I say this as an avid Apple fanboy: stop designing websites for the iPhone. Instead, design a website that maintains its integrity as its viewport size is reduced to any feasible state. Do keep specific devices in mind as a guide for your design (example: smaller devices tend to be touch-based, so make links large), but don’t put your blinders on and fail to look at the bigger picture: that your design should look good on any screen.

A New Workflow

So what does a content focused responsive design workflow look like? It’s simpler than you think. Obviously, you need a starting point of some kind. If you want to start mobile and go up, great. If you want to start large and come down, also great. I personally find it very difficult to really dig into a design and do it right if I’m starting at the mobile level, but there are many solid arguments for doing it this way.

Something magic happens when you follow this workflow.

Hypothetically, let’s say you started with a large, 1020px wide site. Check it out on the largest screen you can get your hands on and make sure it looks great. Now drag the window and make it smaller until the design gets ugly. There’s your first breakpoint. Set a media query for that point and fix everything that you need to address. Once you’re finished, grab that window and find the next point of ugliness. Repeat these steps until you’re satisfied with the range that you’ve accounted for.

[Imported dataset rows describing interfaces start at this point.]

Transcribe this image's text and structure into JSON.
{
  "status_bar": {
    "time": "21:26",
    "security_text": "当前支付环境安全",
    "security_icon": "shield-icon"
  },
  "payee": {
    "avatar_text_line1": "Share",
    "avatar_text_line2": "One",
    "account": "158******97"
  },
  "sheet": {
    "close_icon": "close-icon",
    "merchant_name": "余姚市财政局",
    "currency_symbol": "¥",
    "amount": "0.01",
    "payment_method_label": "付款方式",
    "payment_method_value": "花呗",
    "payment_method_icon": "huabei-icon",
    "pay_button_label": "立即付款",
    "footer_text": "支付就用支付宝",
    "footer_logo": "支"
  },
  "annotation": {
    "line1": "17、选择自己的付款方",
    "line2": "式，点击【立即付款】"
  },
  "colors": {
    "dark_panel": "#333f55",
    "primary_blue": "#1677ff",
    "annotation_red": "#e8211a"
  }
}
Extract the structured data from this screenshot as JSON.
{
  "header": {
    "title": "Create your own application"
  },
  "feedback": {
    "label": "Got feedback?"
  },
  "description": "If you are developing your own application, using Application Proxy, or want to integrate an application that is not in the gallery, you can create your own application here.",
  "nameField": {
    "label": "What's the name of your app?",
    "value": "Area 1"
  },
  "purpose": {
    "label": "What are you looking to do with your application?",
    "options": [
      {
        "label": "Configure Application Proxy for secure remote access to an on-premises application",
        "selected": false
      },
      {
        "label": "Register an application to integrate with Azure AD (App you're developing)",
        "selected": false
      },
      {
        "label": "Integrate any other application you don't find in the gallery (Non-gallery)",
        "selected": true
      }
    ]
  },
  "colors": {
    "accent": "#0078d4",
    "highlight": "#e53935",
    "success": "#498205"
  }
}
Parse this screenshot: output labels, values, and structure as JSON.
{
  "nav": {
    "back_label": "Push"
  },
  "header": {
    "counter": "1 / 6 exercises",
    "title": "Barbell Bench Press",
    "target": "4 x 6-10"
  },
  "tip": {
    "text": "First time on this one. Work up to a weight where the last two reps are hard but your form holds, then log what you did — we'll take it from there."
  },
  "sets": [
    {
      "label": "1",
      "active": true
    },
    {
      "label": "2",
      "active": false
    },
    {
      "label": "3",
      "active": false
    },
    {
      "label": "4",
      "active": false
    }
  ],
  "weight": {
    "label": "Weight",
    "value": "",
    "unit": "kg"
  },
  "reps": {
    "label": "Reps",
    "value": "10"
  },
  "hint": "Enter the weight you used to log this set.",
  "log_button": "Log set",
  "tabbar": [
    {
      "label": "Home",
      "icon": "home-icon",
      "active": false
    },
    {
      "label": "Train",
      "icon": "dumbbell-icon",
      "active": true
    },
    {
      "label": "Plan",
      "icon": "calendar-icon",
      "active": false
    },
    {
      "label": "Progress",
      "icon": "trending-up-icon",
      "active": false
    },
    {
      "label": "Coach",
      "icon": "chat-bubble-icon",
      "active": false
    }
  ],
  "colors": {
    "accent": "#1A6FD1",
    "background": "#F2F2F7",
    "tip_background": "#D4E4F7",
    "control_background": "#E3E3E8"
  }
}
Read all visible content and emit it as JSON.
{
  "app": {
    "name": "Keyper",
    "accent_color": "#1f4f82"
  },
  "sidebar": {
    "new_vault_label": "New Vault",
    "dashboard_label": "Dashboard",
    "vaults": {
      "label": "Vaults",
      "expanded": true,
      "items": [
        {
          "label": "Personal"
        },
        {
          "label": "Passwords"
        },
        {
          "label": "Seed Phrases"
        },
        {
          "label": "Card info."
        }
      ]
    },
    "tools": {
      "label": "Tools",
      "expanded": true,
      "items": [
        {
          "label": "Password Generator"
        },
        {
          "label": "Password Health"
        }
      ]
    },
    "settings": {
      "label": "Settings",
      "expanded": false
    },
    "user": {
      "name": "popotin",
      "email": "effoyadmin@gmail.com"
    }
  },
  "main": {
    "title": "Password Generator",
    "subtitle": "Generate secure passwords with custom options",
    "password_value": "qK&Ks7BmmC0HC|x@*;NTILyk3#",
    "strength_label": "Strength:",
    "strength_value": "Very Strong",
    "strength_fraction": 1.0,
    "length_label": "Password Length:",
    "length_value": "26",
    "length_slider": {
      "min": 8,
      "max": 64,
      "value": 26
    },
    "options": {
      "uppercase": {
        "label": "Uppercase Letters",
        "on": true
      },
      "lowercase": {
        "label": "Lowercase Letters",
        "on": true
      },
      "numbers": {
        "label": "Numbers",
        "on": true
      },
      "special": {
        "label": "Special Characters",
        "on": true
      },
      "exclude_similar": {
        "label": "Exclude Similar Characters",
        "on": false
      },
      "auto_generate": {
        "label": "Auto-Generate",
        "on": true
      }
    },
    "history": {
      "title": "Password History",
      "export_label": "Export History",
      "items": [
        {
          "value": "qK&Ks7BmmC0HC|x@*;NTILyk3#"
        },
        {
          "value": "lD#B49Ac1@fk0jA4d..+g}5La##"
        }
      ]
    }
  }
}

But what about the iPad? What about the Kindle Fire or Samsung’s latest attempt at being relevant? Something magic happens when you follow this workflow. You just made it so that the layout looks good at just about any size. If you did it right, then when you pull it up on your phone or tablet, it’s going to look great.

Layout Only
Keep in mind this discussion refers to layout ratios only. You absolutely don’t get out of testing functionality on different browsers and devices. Responsive design does nothing to account for the fact that different browser engines interpret HTML, CSS and JavaScript differently.

Conclusion

To sum up, media queries and responsive design provide us with an incredibly powerful tool to account for the fact that websites are being viewed by all manner of screens and viewport sizes. However, once we start pegging our designs to a handful of devices, we’re right back where we started. Your goal instead should be to build a layout that’s so versatile that it can handle almost any viewport size thrown at it.

This is all nice in theory, but where’s the example? The jumping off point of this discussion came from a recent attempt of mine to build a responsive image gallery. Check out that article for a look at how a content focused responsive design workflow might look in the wild.